Top of Entries shown
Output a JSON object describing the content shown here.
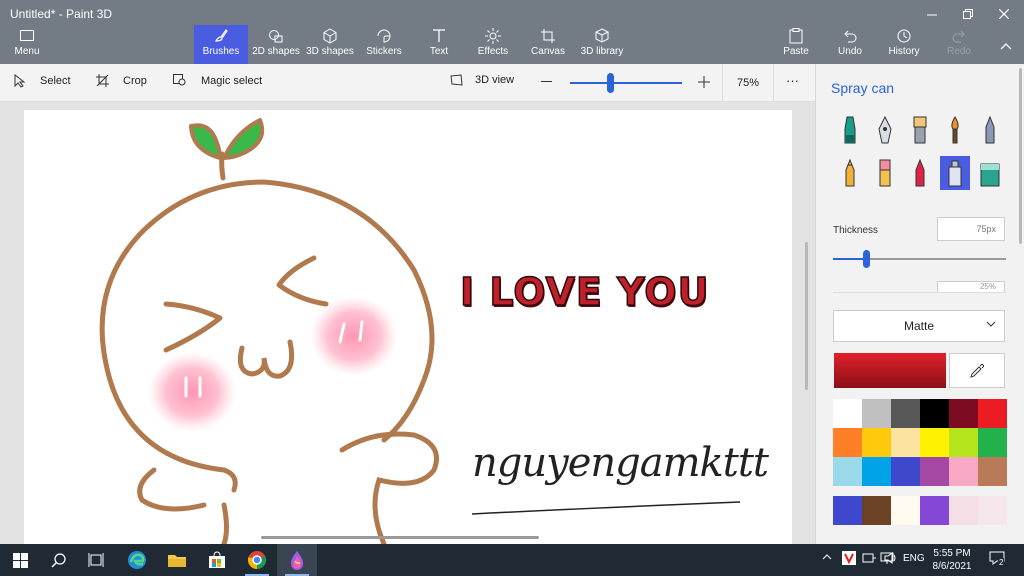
{
  "window": {
    "title": "Untitled* - Paint 3D"
  },
  "ribbon": {
    "menu": "Menu",
    "tools": [
      {
        "label": "Brushes",
        "icon": "brush-icon"
      },
      {
        "label": "2D shapes",
        "icon": "2d-shapes-icon"
      },
      {
        "label": "3D shapes",
        "icon": "3d-shapes-icon"
      },
      {
        "label": "Stickers",
        "icon": "stickers-icon"
      },
      {
        "label": "Text",
        "icon": "text-icon"
      },
      {
        "label": "Effects",
        "icon": "effects-icon"
      },
      {
        "label": "Canvas",
        "icon": "canvas-icon"
      },
      {
        "label": "3D library",
        "icon": "3d-library-icon"
      }
    ],
    "paste": "Paste",
    "undo": "Undo",
    "history": "History",
    "redo": "Redo"
  },
  "toolbar": {
    "select": "Select",
    "crop": "Crop",
    "magic_select": "Magic select",
    "view3d": "3D view",
    "zoom": "75%",
    "more": "···",
    "zoom_slider_fraction": 0.33
  },
  "canvas": {
    "text_love": "I LOVE YOU",
    "signature": "nguyengamkttt"
  },
  "panel": {
    "title": "Spray can",
    "thickness_label": "Thickness",
    "thickness_value": "75px",
    "thickness_fraction": 0.19,
    "opacity_value_partial": "25%",
    "finish": "Matte",
    "current_color": "#c8212a",
    "colors": [
      "#ffffff",
      "#c0c0c0",
      "#585858",
      "#000000",
      "#7d0c22",
      "#ed1c24",
      "#ff7f27",
      "#ffc90e",
      "#fde3a0",
      "#fff200",
      "#b5e61d",
      "#22b14c",
      "#99d9ea",
      "#00a2e8",
      "#3f48cc",
      "#a349a4",
      "#f7a8c4",
      "#b97a57"
    ],
    "custom_colors": [
      "#3f48cc",
      "#6b4226",
      "#fffbf0",
      "#8548d6",
      "#f4dfe6",
      "#f4e6ea"
    ]
  },
  "taskbar": {
    "lang": "ENG",
    "time": "5:55 PM",
    "date": "8/6/2021",
    "notifications": "2"
  }
}
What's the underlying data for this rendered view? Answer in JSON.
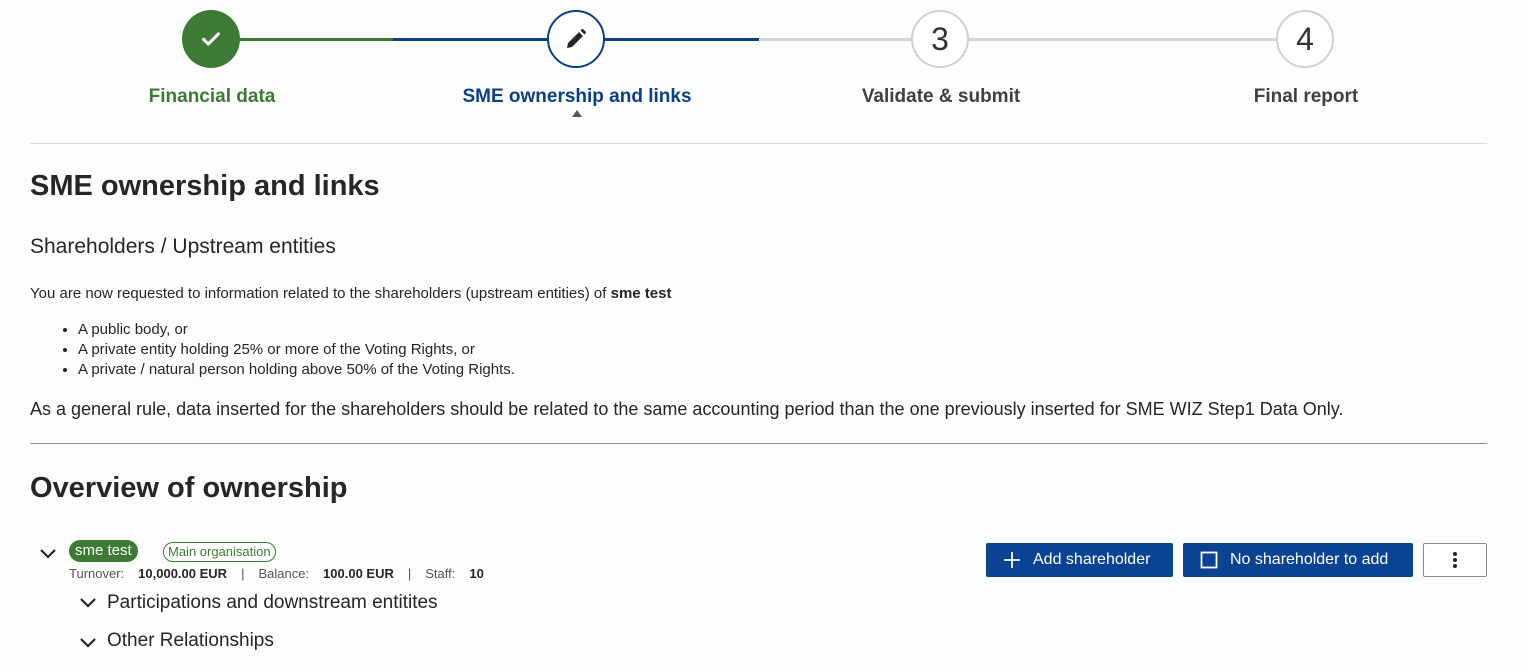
{
  "stepper": {
    "steps": [
      {
        "label": "Financial data",
        "state": "done",
        "icon": "check-icon"
      },
      {
        "label": "SME ownership and links",
        "state": "current",
        "icon": "pencil-icon"
      },
      {
        "label": "Validate & submit",
        "state": "todo",
        "number": "3"
      },
      {
        "label": "Final report",
        "state": "todo",
        "number": "4"
      }
    ]
  },
  "main": {
    "title": "SME ownership and links",
    "subtitle": "Shareholders / Upstream entities",
    "intro_text": "You are now requested to information related to the shareholders (upstream entities) of ",
    "intro_org": "sme test",
    "bullets": [
      "A public body, or",
      "A private entity holding 25% or more of the Voting Rights, or",
      "A private / natural person holding above 50% of the Voting Rights."
    ],
    "rule_text": "As a general rule, data inserted for the shareholders should be related to the same accounting period than the one previously inserted for SME WIZ Step1 Data Only."
  },
  "overview": {
    "title": "Overview of ownership",
    "org": {
      "name": "sme test",
      "tag": "Main organisation",
      "turnover_label": "Turnover:",
      "turnover_value": "10,000.00 EUR",
      "balance_label": "Balance:",
      "balance_value": "100.00 EUR",
      "staff_label": "Staff:",
      "staff_value": "10",
      "separator": "|"
    },
    "sections": [
      "Participations and downstream entitites",
      "Other Relationships"
    ],
    "buttons": {
      "add_shareholder": "Add shareholder",
      "no_shareholder": "No shareholder to add"
    }
  },
  "colors": {
    "done": "#3d7a36",
    "current": "#0b3f86",
    "primary_button": "#0b4394",
    "pending": "#d0d0d0"
  }
}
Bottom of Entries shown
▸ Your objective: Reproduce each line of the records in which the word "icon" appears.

▸ Solution to the exercise:
        "icon": "brush-icon"
        "icon": "2d-shapes-icon"
        "icon": "3d-shapes-icon"
        "icon": "stickers-icon"
        "icon": "text-icon"
        "icon": "effects-icon"
        "icon": "canvas-icon"
        "icon": "3d-library-icon"
        "icon": "check-icon"
        "icon": "pencil-icon"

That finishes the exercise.